Stakeholders React To State Supreme Court Decision On Trust Lands
Both the timber industry and environmental groups are celebrating the Washington Supreme Court’s decision on public land management last week. The decision affirms the Department of Natural Resources’ authority to manage the trust lands for public benefit.
The state constitution requires that the public lands must be “held in trust for all the people.”
Environmental groups brought the suit against DNR seeking an interpretation of that line which goes beyond the economic benefit of harvesting trees to sell timber.
Despite the fact that the court ruled against environmental groups on this suit, it is not a blow to their agenda. The opinion written by Justice G. Helen Whitener confirmed DNR’s ability to consider different uses for the land, saying that “There appear to be a myriad of ways DNR could choose to generate revenue.”
Rachel Baker with the Washington Environmental Council is optimistic.
“Timber harvest is an option, but it’s not required.

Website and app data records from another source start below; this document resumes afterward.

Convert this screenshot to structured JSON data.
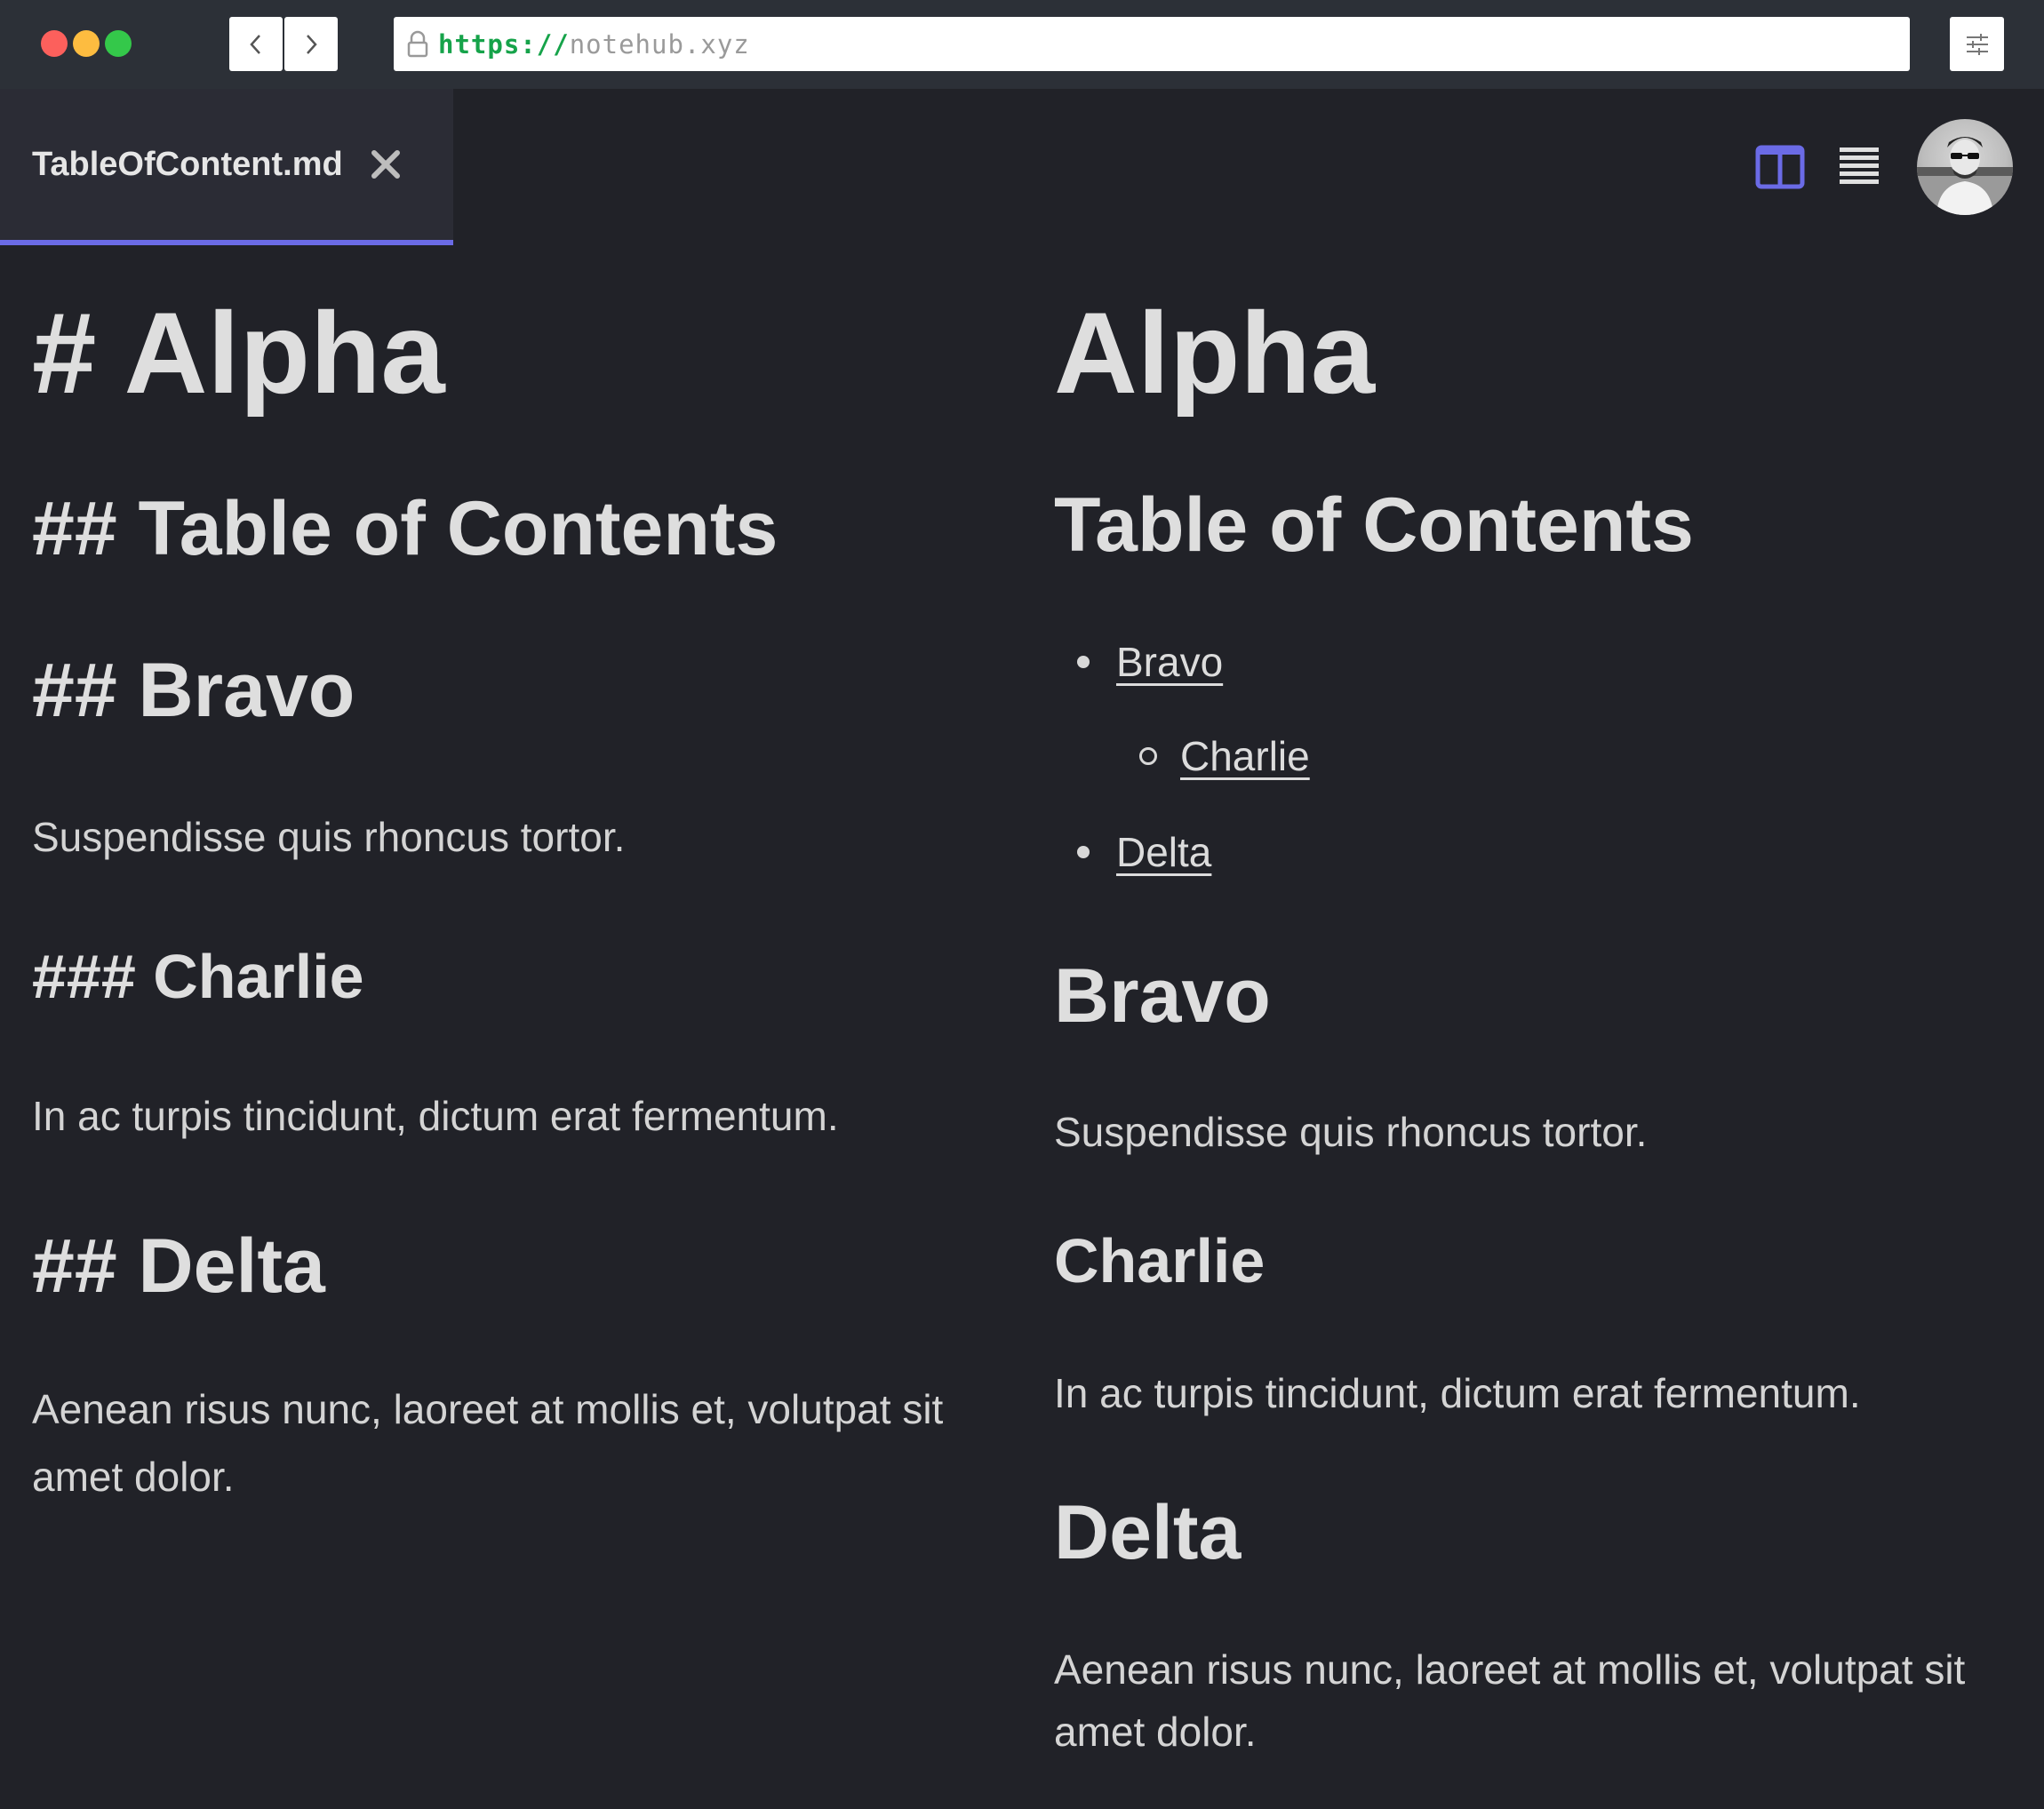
{
  "browser": {
    "url_scheme": "https://",
    "url_host": "notehub.xyz",
    "traffic_lights": [
      "close",
      "minimize",
      "maximize"
    ],
    "nav_icons": [
      "chevron-left-icon",
      "chevron-right-icon"
    ],
    "settings_icon": "sliders-icon",
    "lock_icon": "lock-icon"
  },
  "header": {
    "tab_title": "TableOfContent.md",
    "tab_close_icon": "close-icon",
    "view_icons": [
      "split-view-icon",
      "list-view-icon"
    ],
    "accent_color": "#6b6be6"
  },
  "editor": {
    "h1": "# Alpha",
    "toc_heading": "## Table of Contents",
    "bravo_heading": "## Bravo",
    "bravo_text": "Suspendisse quis rhoncus tortor.",
    "charlie_heading": "### Charlie",
    "charlie_text": "In ac turpis tincidunt, dictum erat fermentum.",
    "delta_heading": "## Delta",
    "delta_text": "Aenean risus nunc, laoreet at mollis et, volutpat sit amet dolor."
  },
  "preview": {
    "h1": "Alpha",
    "toc_heading": "Table of Contents",
    "toc": [
      {
        "label": "Bravo",
        "level": 1
      },
      {
        "label": "Charlie",
        "level": 2
      },
      {
        "label": "Delta",
        "level": 1
      }
    ],
    "bravo_heading": "Bravo",
    "bravo_text": "Suspendisse quis rhoncus tortor.",
    "charlie_heading": "Charlie",
    "charlie_text": "In ac turpis tincidunt, dictum erat fermentum.",
    "delta_heading": "Delta",
    "delta_text": "Aenean risus nunc, laoreet at mollis et, volutpat sit amet dolor."
  }
}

And it’s very clear that maximization of revenue is not required,” Baker says.
The DNR has already begun setting aside some lands to sell carbon credits to companies.
In a statement to the press last week, Commissioner of Public Lands Hilary Franz again acknowledged the need to preserve the state forests, saying “in the face of a rapidly changing climate, we must do everything we can to safeguard public lands and protect our forests.”
With DNR’s discretion on how they manage the land for public benefit affirmed by the court, both environmental groups and those representing the timber industry see this as an opportunity to sway the department.
In response to the decision, the Washington State Working Lands Group of the Pacific Northwest and Forest Climate Alliance is asking the DNR to stop harvesting some of the state’s oldest forests, which they say are less than 5% of DNR managed lands.
The American Forest Resource Council, which represents timber companies, applauded the court’s decision in a press release, focusing on the fact that DNR does have the authority to continue to generate revenue through timber sales.